### Task instructions
Tally every line in the following material that has the word "kind" in it, and answer with that figure alone.

↓

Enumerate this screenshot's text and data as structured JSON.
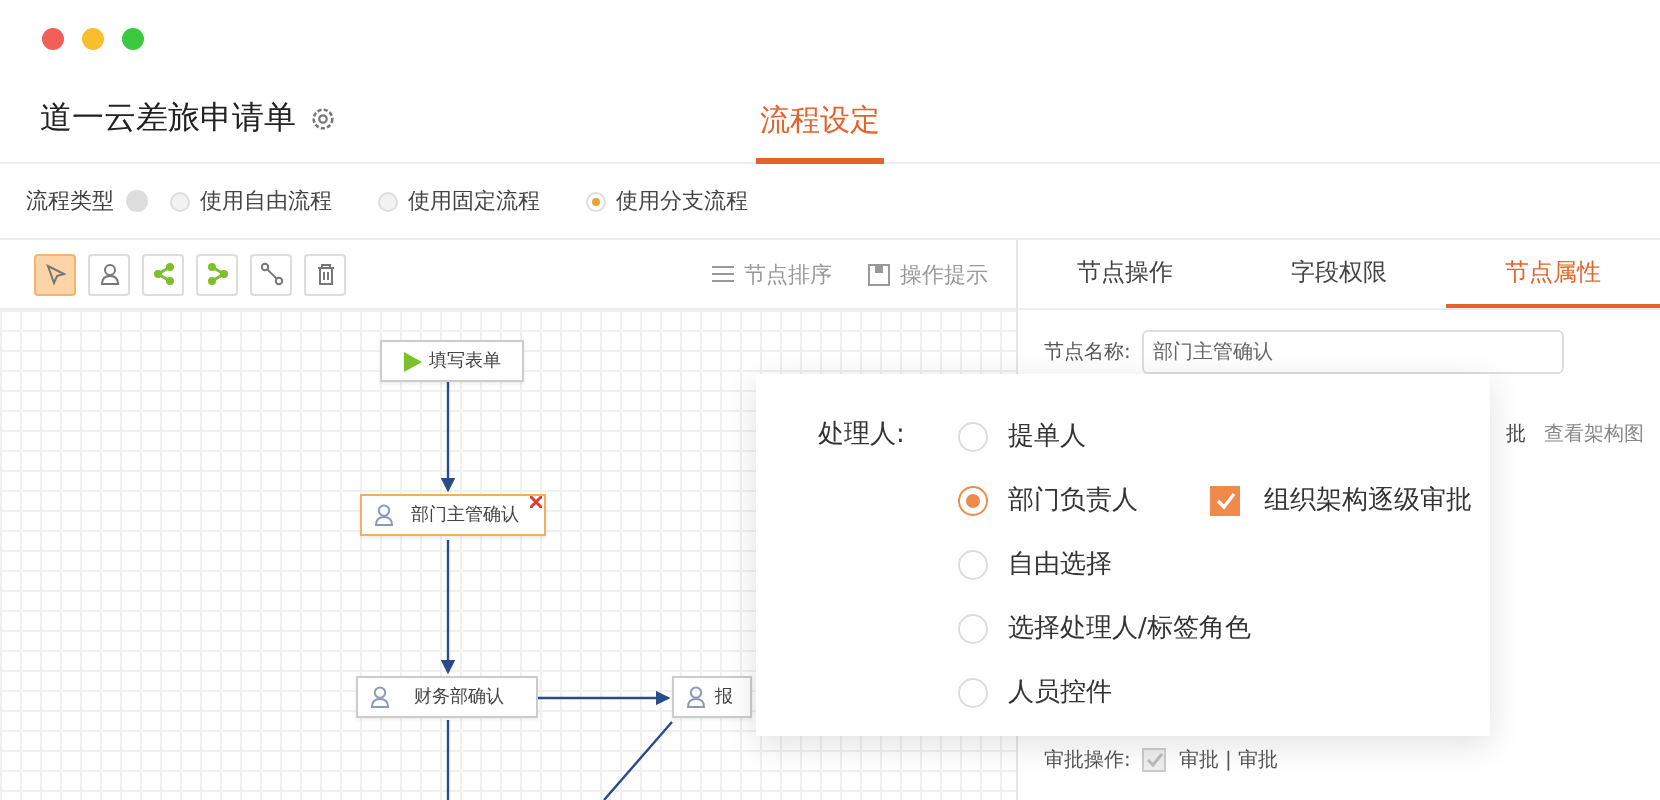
{
  "header": {
    "title": "道一云差旅申请单",
    "tabs": [
      {
        "label": "流程设定",
        "selected": true
      }
    ]
  },
  "flow_type": {
    "label": "流程类型",
    "options": [
      {
        "label": "使用自由流程",
        "selected": false
      },
      {
        "label": "使用固定流程",
        "selected": false
      },
      {
        "label": "使用分支流程",
        "selected": true
      }
    ]
  },
  "toolbar": {
    "tools": [
      {
        "kind": "pointer",
        "selected": true
      },
      {
        "kind": "person",
        "selected": false
      },
      {
        "kind": "split",
        "selected": false
      },
      {
        "kind": "merge",
        "selected": false
      },
      {
        "kind": "connector",
        "selected": false
      },
      {
        "kind": "trash",
        "selected": false
      }
    ],
    "actions": [
      {
        "kind": "sort",
        "label": "节点排序"
      },
      {
        "kind": "hint",
        "label": "操作提示"
      }
    ]
  },
  "canvas": {
    "nodes": [
      {
        "kind": "start",
        "label": "填写表单",
        "selected": false
      },
      {
        "kind": "task",
        "label": "部门主管确认",
        "selected": true
      },
      {
        "kind": "task",
        "label": "财务部确认",
        "selected": false
      },
      {
        "kind": "task",
        "label": "报",
        "selected": false
      }
    ]
  },
  "panel": {
    "tabs": [
      {
        "label": "节点操作",
        "selected": false
      },
      {
        "label": "字段权限",
        "selected": false
      },
      {
        "label": "节点属性",
        "selected": true
      }
    ],
    "node_name": {
      "label": "节点名称:",
      "value": "部门主管确认"
    },
    "partial_text": "批",
    "link": "查看架构图",
    "approval": {
      "label": "审批操作:",
      "checked": true,
      "text": "审批 | 审批"
    }
  },
  "popup": {
    "label": "处理人:",
    "options": [
      {
        "label": "提单人",
        "selected": false
      },
      {
        "label": "部门负责人",
        "selected": true,
        "extra": {
          "label": "组织架构逐级审批",
          "checked": true
        }
      },
      {
        "label": "自由选择",
        "selected": false
      },
      {
        "label": "选择处理人/标签角色",
        "selected": false
      },
      {
        "label": "人员控件",
        "selected": false
      }
    ]
  }
}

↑

### Answer to this task
12